General Motors Futurliner now at the Museum of Bus Transportation - It began with the Streamliner and GM’s 1936 Parade of Progress, the brainchild of inventor Charles F. Kettering. The show was a tremendous success. Redesigned in 1941 and again in 1953, the 12 Futurliners and its band of Paraders were ready to hit the road, set up shop in a town near you, and showcase the marvels of science. Of the original 12 built, 9 have been found, 2 are being used for parts, 1 is for sale, and 1 is being lovingly restored by a group of volunteers.
The Futurliner is an imposing vehicle, 33 feet long, 8 feet wide and standing 11 feet 7 inches tall at the top of the driver's canopy. The driver's eyes are about 10 feet off the ground and in front of the axle. Dual tires on both the front and rear axles were another unique Futurliner feature that made power steering a necessity. Power was provided by a 302 cubic inch inline six-cylinder GMC gasoline engine driving a four-speed Hydramatic automatic transmission.
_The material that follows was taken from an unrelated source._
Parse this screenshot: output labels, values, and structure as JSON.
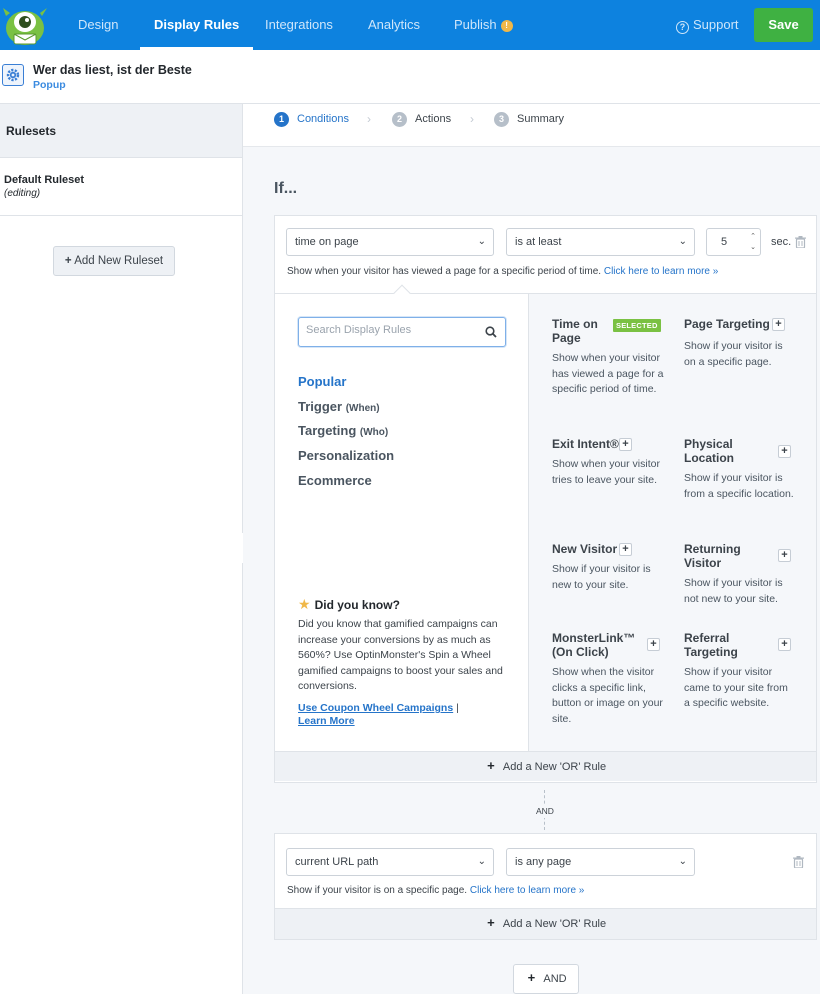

We are happy to have the Futurliner winter-over at the Museum of Bus Transportation. It is here opposite the Golden Eagle until the Spring. Don't miss seeing it!